What counts as an appropriate action in response to a stimulus is not given by the concept in and of itself. Clearly, one can identify some token of a concept, and still not respond (or not know how to respond) to it. We need to further stipulate that "elements of knowledge and their arrangement into cognitive maps and plans are based on rules" (Spradley, 1972, p.5). Example:

Figure 5: Rules for picking up hitchhikers (adapted from Spradley, 1980, p.32)

Let's consider first the 'rule following' assumption. In criticism of claims that cultural knowledge is wholly internalised by and wholly determines the behaviour of the individual, the anthropologist Marvin Harris forcefully points out that the decontextualisation of knowledge and rules from the experience of the individual of social reality

will result in an unintentional parody of the human condition. Applied to our own culture it would conjure up a way of life in which men tip their hats to ladies; youths defer to old people in public conveyances; unwed mothers are a rarity; citizens go to the aid of law enforcement officers; chewing gum is never stuck under tables and never dropped on the sidewalk; television repairmen fix television sets; children respect their aged parents; rich and poor get the same medical treatment; taxes are paid in full; all men are created equal; and our defense budget is used only for maintaining peace. (Harris, 1968, p.590)

Clearly, real human beings are in some manner distanced from the bodies of prescriptive and interpretive knowledge tacitly assumed to regulate and explain social action; bluntly, they can choose not to follow normative rules of social conduct. A cultural information system described on the assumption that people inflexibly and uncritically generate behaviour in accordance with an internalised set of rules and facts will therefore be a poor model of actually observable human behaviour, and will breakdown in circumstances where the rules are violated. Here is an alternative view:

In all societies, as many anthropologists have pointed out, there is an ideal pattern -- what members of the society feel should be done when people behave "properly" or "normally" -- and there is the real behaviour -- what people in the society actually do. In addition, however, there is the presumed behavior -- what members of the society think other members do. (Richards, 1969, p.1115)

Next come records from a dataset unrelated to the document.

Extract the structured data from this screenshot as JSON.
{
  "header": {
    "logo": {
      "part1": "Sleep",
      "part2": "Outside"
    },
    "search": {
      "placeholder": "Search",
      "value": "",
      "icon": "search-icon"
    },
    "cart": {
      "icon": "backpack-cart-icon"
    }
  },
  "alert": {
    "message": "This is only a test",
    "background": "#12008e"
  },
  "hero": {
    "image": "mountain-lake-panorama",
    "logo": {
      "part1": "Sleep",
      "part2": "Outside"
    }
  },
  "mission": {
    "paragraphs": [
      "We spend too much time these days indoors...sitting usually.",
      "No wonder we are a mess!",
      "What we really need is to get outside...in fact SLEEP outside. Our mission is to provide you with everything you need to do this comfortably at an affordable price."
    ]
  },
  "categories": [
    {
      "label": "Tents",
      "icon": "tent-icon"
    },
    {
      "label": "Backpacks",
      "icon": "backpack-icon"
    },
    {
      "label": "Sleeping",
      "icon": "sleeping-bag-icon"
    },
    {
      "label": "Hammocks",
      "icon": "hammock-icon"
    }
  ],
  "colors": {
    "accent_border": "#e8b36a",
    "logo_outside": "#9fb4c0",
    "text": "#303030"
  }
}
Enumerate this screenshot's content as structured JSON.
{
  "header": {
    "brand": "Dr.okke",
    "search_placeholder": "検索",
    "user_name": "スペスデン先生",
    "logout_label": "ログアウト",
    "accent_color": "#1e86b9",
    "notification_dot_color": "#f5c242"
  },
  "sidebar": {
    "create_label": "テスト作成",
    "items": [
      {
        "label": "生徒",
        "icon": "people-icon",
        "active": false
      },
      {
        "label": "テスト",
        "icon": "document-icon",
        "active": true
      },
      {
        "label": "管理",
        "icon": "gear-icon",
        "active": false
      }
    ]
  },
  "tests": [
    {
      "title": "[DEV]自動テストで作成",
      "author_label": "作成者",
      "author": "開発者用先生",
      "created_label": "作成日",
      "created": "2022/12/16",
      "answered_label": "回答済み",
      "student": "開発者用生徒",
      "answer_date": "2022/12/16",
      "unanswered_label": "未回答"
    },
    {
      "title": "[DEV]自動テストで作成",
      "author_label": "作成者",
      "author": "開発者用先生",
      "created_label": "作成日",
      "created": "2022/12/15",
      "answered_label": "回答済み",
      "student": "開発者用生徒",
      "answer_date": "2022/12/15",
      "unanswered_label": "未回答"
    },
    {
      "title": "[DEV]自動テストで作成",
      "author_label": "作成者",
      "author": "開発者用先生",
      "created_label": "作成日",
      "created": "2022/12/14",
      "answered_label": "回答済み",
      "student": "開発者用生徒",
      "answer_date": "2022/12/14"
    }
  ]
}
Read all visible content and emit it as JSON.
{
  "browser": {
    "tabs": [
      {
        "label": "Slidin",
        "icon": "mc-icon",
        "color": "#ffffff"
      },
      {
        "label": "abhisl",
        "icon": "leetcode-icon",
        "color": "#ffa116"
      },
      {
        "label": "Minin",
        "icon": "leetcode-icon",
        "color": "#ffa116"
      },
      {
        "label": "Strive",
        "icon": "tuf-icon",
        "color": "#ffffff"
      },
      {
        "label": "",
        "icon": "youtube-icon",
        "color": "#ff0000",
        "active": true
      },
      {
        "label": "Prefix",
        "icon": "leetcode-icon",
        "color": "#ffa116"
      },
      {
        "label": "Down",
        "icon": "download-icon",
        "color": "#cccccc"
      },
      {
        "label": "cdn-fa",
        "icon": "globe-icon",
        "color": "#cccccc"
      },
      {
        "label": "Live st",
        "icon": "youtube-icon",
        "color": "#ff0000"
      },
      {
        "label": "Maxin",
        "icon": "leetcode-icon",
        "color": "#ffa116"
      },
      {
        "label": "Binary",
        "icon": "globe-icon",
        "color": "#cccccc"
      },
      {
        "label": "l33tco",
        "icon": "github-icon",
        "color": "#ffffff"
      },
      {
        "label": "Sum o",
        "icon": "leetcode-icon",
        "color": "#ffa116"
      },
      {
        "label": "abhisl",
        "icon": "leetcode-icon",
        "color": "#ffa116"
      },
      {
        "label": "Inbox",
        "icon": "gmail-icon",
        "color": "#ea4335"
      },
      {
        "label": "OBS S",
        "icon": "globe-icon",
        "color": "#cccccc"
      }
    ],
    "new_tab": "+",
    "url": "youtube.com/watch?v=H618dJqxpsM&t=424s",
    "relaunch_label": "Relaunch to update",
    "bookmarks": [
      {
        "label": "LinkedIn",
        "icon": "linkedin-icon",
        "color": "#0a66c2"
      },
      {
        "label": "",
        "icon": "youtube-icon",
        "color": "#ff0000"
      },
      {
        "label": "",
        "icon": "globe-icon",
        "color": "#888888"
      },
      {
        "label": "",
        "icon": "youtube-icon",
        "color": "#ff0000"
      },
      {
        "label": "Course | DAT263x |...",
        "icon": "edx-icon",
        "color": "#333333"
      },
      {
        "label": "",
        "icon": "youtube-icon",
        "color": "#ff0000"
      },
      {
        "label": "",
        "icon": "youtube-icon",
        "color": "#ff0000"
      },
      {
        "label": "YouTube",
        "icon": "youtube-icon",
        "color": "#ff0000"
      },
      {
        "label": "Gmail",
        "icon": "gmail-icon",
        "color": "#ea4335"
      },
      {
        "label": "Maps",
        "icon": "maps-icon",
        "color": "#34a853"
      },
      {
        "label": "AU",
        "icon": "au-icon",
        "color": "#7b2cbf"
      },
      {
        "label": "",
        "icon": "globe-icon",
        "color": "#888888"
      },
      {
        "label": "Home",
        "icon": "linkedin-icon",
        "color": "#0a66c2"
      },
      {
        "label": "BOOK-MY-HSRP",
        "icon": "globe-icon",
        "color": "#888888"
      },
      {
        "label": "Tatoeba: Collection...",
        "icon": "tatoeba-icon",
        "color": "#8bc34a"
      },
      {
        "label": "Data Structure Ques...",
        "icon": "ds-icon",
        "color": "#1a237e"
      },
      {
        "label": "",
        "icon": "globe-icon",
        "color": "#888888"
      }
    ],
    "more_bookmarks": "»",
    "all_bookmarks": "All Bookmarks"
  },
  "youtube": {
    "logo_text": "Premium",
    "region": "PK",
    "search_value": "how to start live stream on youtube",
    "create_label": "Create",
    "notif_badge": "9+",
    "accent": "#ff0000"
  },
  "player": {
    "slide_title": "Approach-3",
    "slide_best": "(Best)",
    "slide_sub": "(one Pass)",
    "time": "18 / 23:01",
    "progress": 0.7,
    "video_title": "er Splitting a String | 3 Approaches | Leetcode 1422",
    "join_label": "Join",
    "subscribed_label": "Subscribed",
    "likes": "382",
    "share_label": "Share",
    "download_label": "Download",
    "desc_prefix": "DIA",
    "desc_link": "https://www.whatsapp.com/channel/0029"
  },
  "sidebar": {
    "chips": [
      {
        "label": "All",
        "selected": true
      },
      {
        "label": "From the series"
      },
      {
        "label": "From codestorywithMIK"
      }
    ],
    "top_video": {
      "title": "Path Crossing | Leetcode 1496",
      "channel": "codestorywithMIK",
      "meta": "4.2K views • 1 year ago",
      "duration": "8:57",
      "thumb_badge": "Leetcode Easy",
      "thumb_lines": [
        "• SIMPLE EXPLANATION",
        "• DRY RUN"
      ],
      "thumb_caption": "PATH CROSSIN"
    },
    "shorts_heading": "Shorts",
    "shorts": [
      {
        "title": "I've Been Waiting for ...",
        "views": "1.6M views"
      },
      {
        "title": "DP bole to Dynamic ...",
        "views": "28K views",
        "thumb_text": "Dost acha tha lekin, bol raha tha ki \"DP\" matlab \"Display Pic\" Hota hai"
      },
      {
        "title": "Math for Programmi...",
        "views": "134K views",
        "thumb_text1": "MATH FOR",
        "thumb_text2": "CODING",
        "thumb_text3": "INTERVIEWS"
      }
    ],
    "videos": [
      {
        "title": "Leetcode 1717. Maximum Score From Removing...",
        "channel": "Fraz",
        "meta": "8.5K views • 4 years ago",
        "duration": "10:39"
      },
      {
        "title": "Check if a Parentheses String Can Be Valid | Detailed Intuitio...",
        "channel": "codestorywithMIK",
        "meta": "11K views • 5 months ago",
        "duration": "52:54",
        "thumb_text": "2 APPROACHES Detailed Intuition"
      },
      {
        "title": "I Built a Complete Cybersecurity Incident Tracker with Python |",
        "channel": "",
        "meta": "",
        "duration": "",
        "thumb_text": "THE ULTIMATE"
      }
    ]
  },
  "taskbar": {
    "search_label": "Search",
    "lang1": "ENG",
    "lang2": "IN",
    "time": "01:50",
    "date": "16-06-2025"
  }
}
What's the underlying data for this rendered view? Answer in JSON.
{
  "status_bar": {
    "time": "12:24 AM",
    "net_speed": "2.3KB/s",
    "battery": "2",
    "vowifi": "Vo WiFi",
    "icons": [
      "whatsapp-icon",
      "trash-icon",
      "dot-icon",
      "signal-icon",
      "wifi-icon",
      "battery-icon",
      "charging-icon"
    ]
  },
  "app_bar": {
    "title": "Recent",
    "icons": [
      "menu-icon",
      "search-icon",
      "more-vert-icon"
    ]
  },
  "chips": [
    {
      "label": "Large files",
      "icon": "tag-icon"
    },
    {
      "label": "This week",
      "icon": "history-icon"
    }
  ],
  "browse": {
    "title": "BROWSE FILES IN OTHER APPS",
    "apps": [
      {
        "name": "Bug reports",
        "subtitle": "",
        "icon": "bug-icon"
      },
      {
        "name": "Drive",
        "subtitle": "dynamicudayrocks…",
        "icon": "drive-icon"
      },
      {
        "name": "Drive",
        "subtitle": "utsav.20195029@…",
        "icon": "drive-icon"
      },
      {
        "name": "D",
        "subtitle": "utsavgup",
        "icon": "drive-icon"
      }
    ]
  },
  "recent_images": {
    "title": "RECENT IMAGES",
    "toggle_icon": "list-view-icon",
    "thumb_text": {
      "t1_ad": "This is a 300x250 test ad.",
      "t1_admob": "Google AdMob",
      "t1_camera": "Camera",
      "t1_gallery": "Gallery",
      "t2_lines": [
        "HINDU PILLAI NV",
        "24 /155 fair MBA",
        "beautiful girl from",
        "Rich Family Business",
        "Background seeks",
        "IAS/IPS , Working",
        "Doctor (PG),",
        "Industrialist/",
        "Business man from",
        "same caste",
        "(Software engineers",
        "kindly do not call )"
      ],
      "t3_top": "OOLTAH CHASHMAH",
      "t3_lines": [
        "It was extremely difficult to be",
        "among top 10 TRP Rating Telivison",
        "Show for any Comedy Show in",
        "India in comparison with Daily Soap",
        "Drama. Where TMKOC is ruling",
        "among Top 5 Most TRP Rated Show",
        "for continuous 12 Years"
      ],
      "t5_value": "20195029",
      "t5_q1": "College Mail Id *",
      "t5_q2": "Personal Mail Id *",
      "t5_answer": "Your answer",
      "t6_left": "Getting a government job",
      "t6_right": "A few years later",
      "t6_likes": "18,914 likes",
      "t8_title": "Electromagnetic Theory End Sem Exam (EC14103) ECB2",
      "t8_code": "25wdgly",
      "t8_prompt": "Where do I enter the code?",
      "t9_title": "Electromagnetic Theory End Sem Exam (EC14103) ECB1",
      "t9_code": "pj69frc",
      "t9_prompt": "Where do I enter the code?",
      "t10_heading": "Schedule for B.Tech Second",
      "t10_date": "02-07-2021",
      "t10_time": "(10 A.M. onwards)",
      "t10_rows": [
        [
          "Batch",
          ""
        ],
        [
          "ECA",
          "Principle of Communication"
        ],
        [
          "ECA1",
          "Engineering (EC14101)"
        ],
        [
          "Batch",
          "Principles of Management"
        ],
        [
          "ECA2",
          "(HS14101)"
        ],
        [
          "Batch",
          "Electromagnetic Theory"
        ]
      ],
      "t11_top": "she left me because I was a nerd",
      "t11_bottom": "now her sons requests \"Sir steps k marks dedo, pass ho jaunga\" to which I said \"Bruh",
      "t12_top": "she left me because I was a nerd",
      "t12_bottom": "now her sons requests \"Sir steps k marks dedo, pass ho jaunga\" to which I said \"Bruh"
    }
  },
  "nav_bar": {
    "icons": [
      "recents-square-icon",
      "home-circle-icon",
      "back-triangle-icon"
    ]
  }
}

For the anthropologist Roger Keesing, regulatory social knowledge consists of the individual's "theory about meanings and codes for behaviour that others in the community are using". Thus when one learns what a word means, how to classify objects in the world, how to deal with bureaucrats, or what is the best tactic to secure the co-operation of another actor on an occasion, "it is with reference to the code others are presumed to be following ... One's knowledge of one's culture comprises one's knowledge of this code being used in one's community" (Keesing, 1981, p.98). That is, on Keesing's interpretation, society members do not themselves 'possess' knowledge of their cultures; rather, they construct tentative and renegotiable working models abstracted, on the basis of their experience of life 'in' the culture, from what Keesing calls the 'sociocultural performance' of others. An individual's cultural (and therefore institutional) knowledge is

his theory of what his fellows know, believe, and mean, his theory of the code being followed, the game being played, in the society in which he was born ... It is this theory to which he refers in interpreting the unfamiliar or the ambiguous, in interacting with strangers ..., and in other settings peripheral to the familiarity of mundane everyday life space; and with which he creates the stage on which the games of life are played. We can account for the individual actor's perception of his culture as external (and as potentially constraining and frustrating); and we can account for the way individuals then can consciously use, manipulate, violate, and try to change what they conceive to be the rules of the game.